The Medicare Regulations are written for the teaching hospital and its medical residency training model and translating the regulations language to the optometric clinical training model is difficult. Medicare generally does not recognize student-provided services as billable. (1)
Application of Medicare Regulations
Examination procedures performed by optometry students cannot be billed to Medicare and some third-party plans, with the exception of the student collected Review of Systems, Past Family and/or Social History. This is the only element of the examination that does not have to be repeated by the billing physician.
Students may “practice” by performing the entire examination but their findings cannot be used or referred to in order to bill Medicare with the exception of student collected Review of Systems, Past Family/Social History.
The billing physician (preceptor) must repeat the examination with the exception of Review of Systems, Past Family/Social History ignoring the student’s findings, and document all findings and the management plan in his/her hand writing or by computer entry using the preceptor’s entry code. (2)
Comments Related to Applying Medicare Regulations as Written
“Incident to” or physician extender rationale does not apply, since students are usually not employed or compensated and the regulations are clearly addressing student participation. However, if a student on an externship is employed by the billing physician, the physician extender or the services “incident to” rules may apply.
There is no recognition in the regulations for optometry’s competency-based progression of students in their clinical training program. All optometry students must be supervised in the same manner whether they are in their 2nd, 3rd or 4th professional year of clinical training. The regulations prevent billing for the gradual increase in student responsibility for patient evaluation and management. Medical students who receive some of their patient management training in clinical clerkships during the 3rd and 4th year of medical school are also not eligible for Medicare payment. However, post graduate residencies in medical specialties are recognized as contributing to the diagnosis and treatment of patients and Medicare permits teaching physicians to bill for services provided by residents. In contrast, optometry students must be prepared to practice after completion of their fourth professional year and are currently not eligible for participation in the Medicare program.
The regulations do not apply to procedures performed by the student in the course of the “practice examination” that are not billable to Medicare, e.g. refraction.
Implications of Applying Medicare Regulations as Written
If examination of a Medicare patient is “complaint driven,” it is billable to Medicare but a one physician to one student supervision ratio would be required. The other option is that the billing physician repeats the entire examination.
Repeating the examination places an extraordinary burden of time and personal inconvenience on the Medicare Beneficiary which would likely force the Beneficiary away from a source of accessible eye care.
Patient services revenues would be reduced because of the extra time required to repeat the examination by the billing physician. One to one supervision would not be financially feasible since most optometry schools operate their own clinical training program for at least one class of students.

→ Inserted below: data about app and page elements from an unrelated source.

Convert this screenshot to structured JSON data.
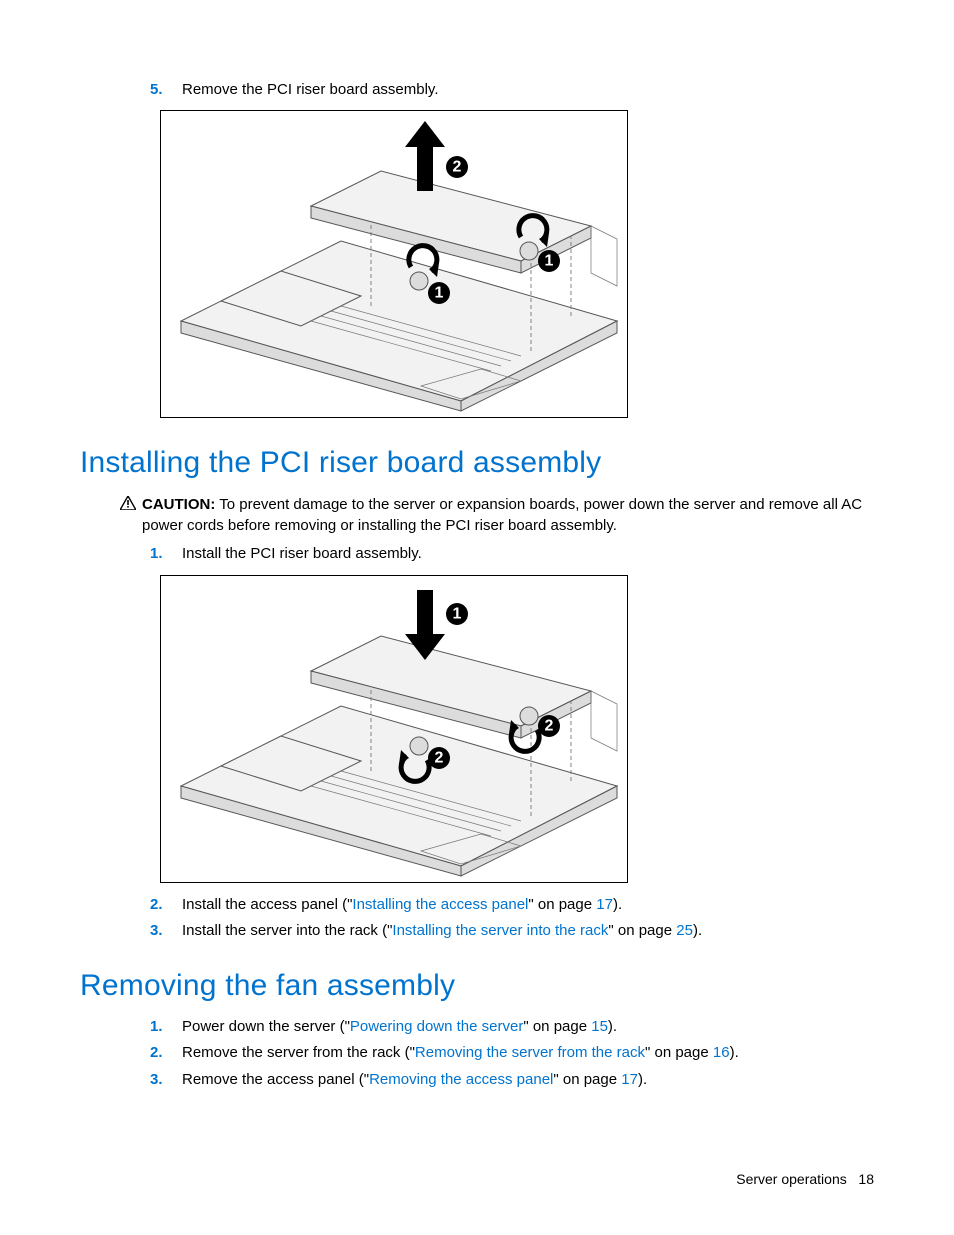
{
  "step5": {
    "num": "5.",
    "text": "Remove the PCI riser board assembly."
  },
  "heading_install": "Installing the PCI riser board assembly",
  "caution": {
    "label": "CAUTION:",
    "text": " To prevent damage to the server or expansion boards, power down the server and remove all AC power cords before removing or installing the PCI riser board assembly."
  },
  "install_steps": [
    {
      "num": "1.",
      "pre": "Install the PCI riser board assembly."
    },
    {
      "num": "2.",
      "pre": "Install the access panel (\"",
      "link": "Installing the access panel",
      "post": "\" on page ",
      "page": "17",
      "end": ")."
    },
    {
      "num": "3.",
      "pre": "Install the server into the rack (\"",
      "link": "Installing the server into the rack",
      "post": "\" on page ",
      "page": "25",
      "end": ")."
    }
  ],
  "heading_fan": "Removing the fan assembly",
  "fan_steps": [
    {
      "num": "1.",
      "pre": "Power down the server (\"",
      "link": "Powering down the server",
      "post": "\" on page ",
      "page": "15",
      "end": ")."
    },
    {
      "num": "2.",
      "pre": "Remove the server from the rack (\"",
      "link": "Removing the server from the rack",
      "post": "\" on page ",
      "page": "16",
      "end": ")."
    },
    {
      "num": "3.",
      "pre": "Remove the access panel (\"",
      "link": "Removing the access panel",
      "post": "\" on page ",
      "page": "17",
      "end": ")."
    }
  ],
  "footer": {
    "section": "Server operations",
    "page": "18"
  },
  "diagram_remove": {
    "callouts": [
      "1",
      "1",
      "2"
    ]
  },
  "diagram_install": {
    "callouts": [
      "1",
      "2",
      "2"
    ]
  }
}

The financial implications of increases in the clinical work force and reduction of revenues would be significant for many schools and colleges of optometry.
The financial implications of applying the Medicare regulations also would likely result in the Medicare population being restricted in optometric teaching clinics; resulting in reduced access to care for Medicare Beneficiaries and a clear detriment to the students’ clinical education.
Institutional externship sites such as Federal facilities and established medical institutions have their own student supervision directives. In general schools and colleges of optometry generally do not always know if private practice externship sites strictly apply Medicare regulations, although it is recommended that externships follow Medicare regulations and the externship sites supervise optometry students accordingly.
There does not appear to be an easy solution to the issues described above without a major change in Medicare policy or the optometric clinical training model. (3)
For further details please see: Development of a New Clinical Training Model.
(1) Department of Health and Human Services (DHHS) Program Memorandum, AB-01-56, 04/11/2001, Change Request 1498, “Q & A Regarding Payment of Therapy Student Services Under Medicare Part B”
DHHS Medicare Carriers Manual, Transmittal, 1780 Section 15016, C2 Evaluation/Management Service Documentation Provided by Students
(2) Under Medicare policy, optometrists are considered physicians and billing physician as used above refers to licensed optometrists including licensed optometric residents (preceptors).
(3) Mullen, Charles F. “Development of a New Optometric Clinical Training Model” Journal of Optometric Education, Fall 2006